New Form Of Atomic Nuclei Just Confirmed, And it Suggests Time Travel is Impossible. In Brief A group of scientists confirmed that there is a pear-shaped nucleus.
Not only does this violate some laws in physics, but also suggests that time travel is not possible. Pear-shaped A new form of atomic nuclei has been confirmed by scientists in a recent study published in the journal Physical Review Letters. The pear-shaped, asymmetrical nuclei, first observed in 2013 by researchers from CERN in the isotope Radium-224, is also present in the isotope Barium-144. This is a monumental importance because most fundamental theories in physics are based on symmetry.
Until recently, there were three shapes of nuclei — spherical, discus, and rugby ball. In the end, this could help us understand why our universe is the way that it is. No time travel? This uneven distribution of mass and charge in the nuclei causes the isotope to ‘point’ in a certain direction in spacetime, and the team suggests that this could explain why time seems to to only go forward and not backward. Modelling molecular magnets. The complete magnetic properties of the prototype molecular magnet Mn12 have been modelled, for the first time, by an international team of researchers.

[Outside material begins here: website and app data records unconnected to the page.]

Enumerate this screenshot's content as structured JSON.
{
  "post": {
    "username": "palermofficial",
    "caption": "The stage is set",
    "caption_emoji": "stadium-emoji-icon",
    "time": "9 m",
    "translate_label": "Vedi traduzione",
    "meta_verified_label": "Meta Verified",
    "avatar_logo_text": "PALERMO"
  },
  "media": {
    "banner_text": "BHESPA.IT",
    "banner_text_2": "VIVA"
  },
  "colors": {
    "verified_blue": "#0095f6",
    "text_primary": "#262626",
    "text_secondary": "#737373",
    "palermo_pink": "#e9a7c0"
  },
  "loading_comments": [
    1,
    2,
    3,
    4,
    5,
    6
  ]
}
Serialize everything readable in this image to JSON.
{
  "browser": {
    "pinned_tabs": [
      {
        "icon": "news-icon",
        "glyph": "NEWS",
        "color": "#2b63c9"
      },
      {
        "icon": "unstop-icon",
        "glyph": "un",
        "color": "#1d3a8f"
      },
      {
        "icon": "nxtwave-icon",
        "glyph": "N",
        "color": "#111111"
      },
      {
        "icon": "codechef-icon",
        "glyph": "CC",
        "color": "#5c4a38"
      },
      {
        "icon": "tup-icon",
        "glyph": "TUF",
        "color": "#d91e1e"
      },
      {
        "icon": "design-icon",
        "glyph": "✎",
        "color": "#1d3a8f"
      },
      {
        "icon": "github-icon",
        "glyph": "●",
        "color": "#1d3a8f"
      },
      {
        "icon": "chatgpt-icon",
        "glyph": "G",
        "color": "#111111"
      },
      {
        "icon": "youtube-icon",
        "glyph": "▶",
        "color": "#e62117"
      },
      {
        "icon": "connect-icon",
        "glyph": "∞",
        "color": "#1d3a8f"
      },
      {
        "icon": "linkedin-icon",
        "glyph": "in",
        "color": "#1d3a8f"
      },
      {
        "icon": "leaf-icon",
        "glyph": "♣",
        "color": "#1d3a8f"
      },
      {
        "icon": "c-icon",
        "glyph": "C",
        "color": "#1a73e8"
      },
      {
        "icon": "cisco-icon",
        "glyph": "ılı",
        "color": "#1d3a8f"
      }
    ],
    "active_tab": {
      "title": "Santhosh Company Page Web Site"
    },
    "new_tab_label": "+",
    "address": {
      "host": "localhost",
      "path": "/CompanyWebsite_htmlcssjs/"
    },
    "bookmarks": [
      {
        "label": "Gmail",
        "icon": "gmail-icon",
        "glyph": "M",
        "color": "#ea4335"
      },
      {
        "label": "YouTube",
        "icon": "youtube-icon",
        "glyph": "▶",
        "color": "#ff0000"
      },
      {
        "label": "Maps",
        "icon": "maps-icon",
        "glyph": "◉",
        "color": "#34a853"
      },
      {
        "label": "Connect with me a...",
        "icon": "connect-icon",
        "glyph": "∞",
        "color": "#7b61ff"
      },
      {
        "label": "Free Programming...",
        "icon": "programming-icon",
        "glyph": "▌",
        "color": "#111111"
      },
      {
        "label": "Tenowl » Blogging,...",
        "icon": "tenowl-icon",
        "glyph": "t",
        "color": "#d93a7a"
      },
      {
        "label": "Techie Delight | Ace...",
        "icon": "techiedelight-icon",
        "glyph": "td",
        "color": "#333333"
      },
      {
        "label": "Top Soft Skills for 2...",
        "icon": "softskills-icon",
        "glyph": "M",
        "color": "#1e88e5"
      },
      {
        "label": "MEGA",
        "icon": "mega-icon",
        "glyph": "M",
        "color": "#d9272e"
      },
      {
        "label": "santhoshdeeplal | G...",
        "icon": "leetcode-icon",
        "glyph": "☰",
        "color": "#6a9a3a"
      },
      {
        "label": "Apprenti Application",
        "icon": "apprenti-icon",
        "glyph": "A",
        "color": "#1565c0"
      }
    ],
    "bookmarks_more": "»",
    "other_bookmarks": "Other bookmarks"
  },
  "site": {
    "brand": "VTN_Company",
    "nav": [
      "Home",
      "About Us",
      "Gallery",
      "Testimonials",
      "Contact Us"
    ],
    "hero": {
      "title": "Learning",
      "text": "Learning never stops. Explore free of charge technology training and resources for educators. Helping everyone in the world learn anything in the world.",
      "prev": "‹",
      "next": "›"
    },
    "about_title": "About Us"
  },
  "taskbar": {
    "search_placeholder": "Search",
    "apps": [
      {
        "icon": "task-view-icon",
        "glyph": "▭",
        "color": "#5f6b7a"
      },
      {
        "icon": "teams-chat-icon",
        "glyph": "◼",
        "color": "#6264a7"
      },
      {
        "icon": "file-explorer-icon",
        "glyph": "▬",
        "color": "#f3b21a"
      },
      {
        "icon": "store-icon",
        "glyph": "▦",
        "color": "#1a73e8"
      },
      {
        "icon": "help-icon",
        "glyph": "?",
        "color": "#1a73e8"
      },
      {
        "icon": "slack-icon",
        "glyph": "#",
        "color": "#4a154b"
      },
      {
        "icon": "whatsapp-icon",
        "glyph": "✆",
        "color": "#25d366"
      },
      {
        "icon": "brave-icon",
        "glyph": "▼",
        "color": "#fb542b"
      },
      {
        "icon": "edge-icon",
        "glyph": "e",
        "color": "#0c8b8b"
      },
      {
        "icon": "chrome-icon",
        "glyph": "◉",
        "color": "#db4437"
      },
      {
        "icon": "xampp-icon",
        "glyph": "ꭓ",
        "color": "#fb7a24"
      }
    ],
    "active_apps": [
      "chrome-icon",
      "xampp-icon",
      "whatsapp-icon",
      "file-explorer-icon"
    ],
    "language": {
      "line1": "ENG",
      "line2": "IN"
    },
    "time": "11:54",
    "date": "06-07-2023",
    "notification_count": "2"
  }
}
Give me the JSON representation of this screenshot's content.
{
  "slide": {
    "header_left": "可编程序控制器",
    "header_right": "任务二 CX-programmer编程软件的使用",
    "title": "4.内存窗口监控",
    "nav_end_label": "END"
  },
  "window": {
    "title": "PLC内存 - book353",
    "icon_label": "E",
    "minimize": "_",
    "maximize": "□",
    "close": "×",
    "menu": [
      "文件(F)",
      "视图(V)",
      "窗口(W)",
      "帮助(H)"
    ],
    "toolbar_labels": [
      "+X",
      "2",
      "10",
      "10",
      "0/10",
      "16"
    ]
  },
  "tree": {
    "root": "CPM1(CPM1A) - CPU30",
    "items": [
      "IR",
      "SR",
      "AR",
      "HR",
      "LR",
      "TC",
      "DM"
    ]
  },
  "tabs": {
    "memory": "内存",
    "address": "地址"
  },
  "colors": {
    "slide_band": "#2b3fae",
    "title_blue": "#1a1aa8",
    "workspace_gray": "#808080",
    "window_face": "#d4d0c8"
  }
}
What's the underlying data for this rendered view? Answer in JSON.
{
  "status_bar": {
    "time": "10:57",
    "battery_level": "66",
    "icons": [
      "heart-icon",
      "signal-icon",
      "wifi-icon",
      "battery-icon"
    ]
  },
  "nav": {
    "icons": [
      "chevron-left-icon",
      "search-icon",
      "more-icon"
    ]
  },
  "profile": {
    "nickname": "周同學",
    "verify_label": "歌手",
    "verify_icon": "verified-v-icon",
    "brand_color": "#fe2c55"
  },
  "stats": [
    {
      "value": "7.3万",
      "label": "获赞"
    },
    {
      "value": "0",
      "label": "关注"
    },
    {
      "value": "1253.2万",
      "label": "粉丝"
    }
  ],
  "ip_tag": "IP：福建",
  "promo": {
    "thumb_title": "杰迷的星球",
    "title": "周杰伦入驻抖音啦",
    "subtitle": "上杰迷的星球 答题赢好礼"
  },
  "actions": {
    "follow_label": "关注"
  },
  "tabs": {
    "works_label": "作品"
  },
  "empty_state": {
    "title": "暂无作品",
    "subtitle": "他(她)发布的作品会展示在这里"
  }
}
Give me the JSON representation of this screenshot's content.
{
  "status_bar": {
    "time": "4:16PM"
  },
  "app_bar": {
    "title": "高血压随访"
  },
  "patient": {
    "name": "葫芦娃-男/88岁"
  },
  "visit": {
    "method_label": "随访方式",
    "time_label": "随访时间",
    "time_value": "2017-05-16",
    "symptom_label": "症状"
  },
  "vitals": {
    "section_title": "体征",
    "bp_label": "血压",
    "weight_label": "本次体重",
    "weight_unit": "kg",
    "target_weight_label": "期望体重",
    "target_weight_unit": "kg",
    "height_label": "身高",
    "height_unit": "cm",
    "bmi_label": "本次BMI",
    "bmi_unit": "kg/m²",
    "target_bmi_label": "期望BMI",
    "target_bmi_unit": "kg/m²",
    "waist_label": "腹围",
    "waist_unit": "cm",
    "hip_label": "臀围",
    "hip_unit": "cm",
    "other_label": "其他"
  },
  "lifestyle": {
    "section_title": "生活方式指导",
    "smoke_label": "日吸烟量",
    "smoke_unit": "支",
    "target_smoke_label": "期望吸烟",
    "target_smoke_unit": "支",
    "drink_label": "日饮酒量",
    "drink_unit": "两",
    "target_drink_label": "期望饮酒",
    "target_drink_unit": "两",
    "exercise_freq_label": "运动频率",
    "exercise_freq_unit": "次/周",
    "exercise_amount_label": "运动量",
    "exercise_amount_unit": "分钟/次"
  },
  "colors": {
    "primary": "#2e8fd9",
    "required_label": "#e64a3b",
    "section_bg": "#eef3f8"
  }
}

The calculations will be crucial for developing real-world devices from the material, as well as to study fundamental nanoscale quantum-phenomena such as magnetic tunnelling. Single-molecule magnets, such as Mn12, Fe8, Mn4 and V15, are natural ensembles of identical, weakly interacting magnetic nanoparticles that can switch their magnetization between two states, from "spin up" to "spin down" for example. At low temperatures, the magnetic state of the molecule persists even in the absence of a magnetic field. Such a "memory effect" could be exploited to make high-density information storage devices for computing applications and in molecular electronics in general.
No 'adjustable parameters' Interactions are important. Elementary particle. In particle physics, an elementary particle or fundamental particle is a particle whose substructure is unknown, thus it is unknown whether it is composed of other particles. Known elementary particles include the fundamental fermions (quarks, leptons, antiquarks, and antileptons), which generally are "matter particles" and "antimatter particles", as well as the fundamental bosons (gauge bosons and Higgs boson), which generally are "force particles" that mediate interactions among fermions. A particle containing two or more elementary particles is a composite particle.
Everyday matter is composed of atoms, once presumed to be matter's elementary particles—atom meaning "indivisible" in Greek—although the atom's existence remained controversial until about 1910, as some leading physicists regarded molecules as mathematical illusions, and matter as ultimately composed of energy. Soon, subatomic constituents of the atom were identified. Overview Main article: Standard Model.
Atom. Atomic orbital. The shapes of the first five atomic orbitals: 1s, 2s, 2px, 2py, and 2pz.
The colors show the wave function phase. These are graphs of ψ(x, y, z) functions which depend on the coordinates of one electron. To see the elongated shape of ψ(x, y, z)2 functions that show probability density more directly, see the graphs of d-orbitals below. Each orbital in an atom is characterized by a unique set of values of the three quantum numbers n, ℓ, and m, which correspond to the electron's energy, angular momentum, and an angular momentum vector component, respectively. Any orbital can be occupied by a maximum of two electrons, each with its own spin quantum number.
Atomic orbitals are the basic building blocks of the atomic orbital model (alternatively known as the electron cloud or wave mechanics model), a modern framework for visualizing the submicroscopic behavior of electrons in matter. Electron properties Wave-like properties: Particle-like properties: Types of orbitals History Proton. Neutron. The neutron is a subatomic hadron particle that has the symbol n or n0.
Neutrons have no net electric charge and a mass slightly larger than that of a proton. With the exception of hydrogen-1, the nucleus of every atom consists of at least one or more of both protons and neutrons. Protons and neutrons are collectively referred to as "nucleons". Since interacting protons have a mutual electromagnetic repulsion that is stronger than their attractive nuclear interaction, neutrons are often a necessary constituent within the atomic nucleus that allows a collection of protons to stay atomically bound (see diproton & neutron-proton ratio). Neutrons bind with protons and one another in the nucleus via the nuclear force, effectively stabilizing it. Atomic nucleus. A model of the atomic nucleus showing it as a compact bundle of the two types of nucleons: protons (red) and neutrons (blue).
In this diagram, protons and neutrons look like little balls stuck together, but an actual nucleus (as understood by modern nuclear physics) cannot be explained like this, but only by using quantum mechanics. In a nucleus which occupies a certain energy level (for example, the ground state), each nucleon has multiple locations at once. The nucleus is the very dense region consisting of protons and neutrons at the center of an atom. It was discovered in 1911 as a result of Ernest Rutherford's interpretation of the 1909 Geiger–Marsden gold foil experiment performed by Hans Geiger and Ernest Marsden under Rutherford's direction. Build an Atom.